A person will need to contact a doctor straight away if they have these symptoms of intestinal obstruction:
- severe abdominal pain
- inability to pass stool
- swollen abdomen
- loud noises from the stomach
An ectopic pregnancy can occur if a fertilized egg grows outside the uterus, usually in a fallopian tube. As the pregnancy progresses, this can cause the fallopian tube to burst, which can be life threatening.
Symptoms of ectopic pregnancy include:
Endometriosis is a
The main symptom of endometriosis is pain, which can include menstrual cramps, pain in the abdomen, and pain in the lower back and pelvis.
Hormone treatments, and in severe cases surgery, can help manage endometriosis symptoms.

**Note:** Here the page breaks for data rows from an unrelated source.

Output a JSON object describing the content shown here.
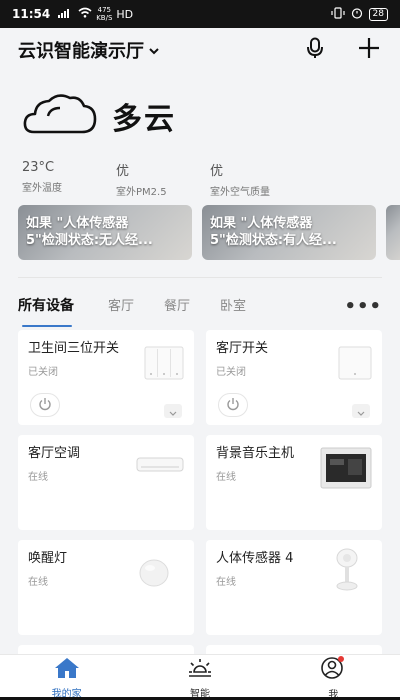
{
  "status_bar": {
    "time": "11:54",
    "signal": "4G",
    "net_speed": "475",
    "net_unit": "KB/S",
    "hd": "HD",
    "battery": "28"
  },
  "header": {
    "home_name": "云识智能演示厅",
    "icons": [
      "chevron-down-icon",
      "microphone-icon",
      "plus-icon"
    ]
  },
  "weather": {
    "condition": "多云",
    "icon": "cloud-icon",
    "stats": [
      {
        "value": "23°C",
        "label": "室外温度"
      },
      {
        "value": "优",
        "label": "室外PM2.5"
      },
      {
        "value": "优",
        "label": "室外空气质量"
      }
    ]
  },
  "scenes": [
    {
      "text": "如果 \"人体传感器 5\"检测状态:无人经..."
    },
    {
      "text": "如果 \"人体传感器 5\"检测状态:有人经..."
    }
  ],
  "tabs": [
    "所有设备",
    "客厅",
    "餐厅",
    "卧室"
  ],
  "devices": [
    {
      "name": "卫生间三位开关",
      "status": "已关闭",
      "icon": "triple-switch-icon"
    },
    {
      "name": "客厅开关",
      "status": "已关闭",
      "icon": "single-switch-icon"
    },
    {
      "name": "客厅空调",
      "status": "在线",
      "icon": "air-conditioner-icon"
    },
    {
      "name": "背景音乐主机",
      "status": "在线",
      "icon": "music-host-icon"
    },
    {
      "name": "唤醒灯",
      "status": "在线",
      "icon": "wake-lamp-icon"
    },
    {
      "name": "人体传感器 4",
      "status": "在线",
      "icon": "motion-sensor-icon"
    }
  ],
  "bottom_nav": [
    {
      "label": "我的家",
      "icon": "home-icon",
      "active": true
    },
    {
      "label": "智能",
      "icon": "sun-icon",
      "active": false
    },
    {
      "label": "我",
      "icon": "user-icon",
      "active": false
    }
  ],
  "colors": {
    "accent": "#3a78c9",
    "badge": "#e53935"
  }
}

To diagnose persistent or severe abdominal pain, a doctor can use various techniques to explore the possible causes and identify a course of treatment. These
- CT scans
- ultrasound imaging
- MRI scans
- physical examination
- endoscopy, in which a doctor inserts a tube with an attached light and camera down the throat and into the stomach, producing an image of the lower abdomen
Identifying certain abdominal issues may require repeat visits and close follow-ups.
Once a primary care physician makes a diagnosis, they may refer the individual to a specialist, such as a gastroenterologist, who will be able to provide more focused care.
The type of treatment will depend on the condition causing the pain. A person can speak with a doctor to determine suitable treatment for their condition.
Lower left abdominal pain due to an infection, such as diverticulitis, will often require medications and resting as treatment.
Other, more structural, issues, such as a hernia or an intestinal blockage, may require surgery.
Treatment for constipation and gas often includes basic dietary adjustments and, in severe cases, laxatives. For more chronic lower abdominal pain, such as the pain in IBS or IBD, more careful, long-term dietary management can help to manage symptoms.
Treatment for food intolerances, such as lactose intolerance, often involves excluding that food from the diet.
People should speak with a doctor about any abdominal pain that is persistent or severe or if they have concerns about any symptoms. People will also need to consult a doctor if they have:
- blood in stools
- persistent diarrhea, constipation, or change in bowel movements
- unexplained weight loss
A doctor will need to examine chronic or persistent pain to determine the underlying cause and develop a treatment plan.
Below are some commonly asked questions about lower left abdominal pain:
What organ is in the lower left abdomen?
The abdomen contains organs
Should I go to the ER for lower left abdominal pain?
Lower left abdominal pain does not always indicate anything serious. However, if the pain is severe and accompanied by other symptoms, it may require immediate medical care.
What is a sharp pain in the lower abdomen?
There are several possible causes of sharp pain in the lower abdomen, including diverticulitis, celiac disease, gas, and IBS.
What does trapped gas feel like?
Some people with trapped gas may experience an intense sharp stabbing pain, bloating, or a general feeling of discomfort in the abdomen.
People may experience lower left abdominal pain for various reasons. Some causes can be temporary, but the pain may be a sign of a chronic condition in other cases. People should speak with a doctor about any persistent or severe symptoms.
Treatments will depend on the underlying cause but may include lifestyle changes, medications, or surgery.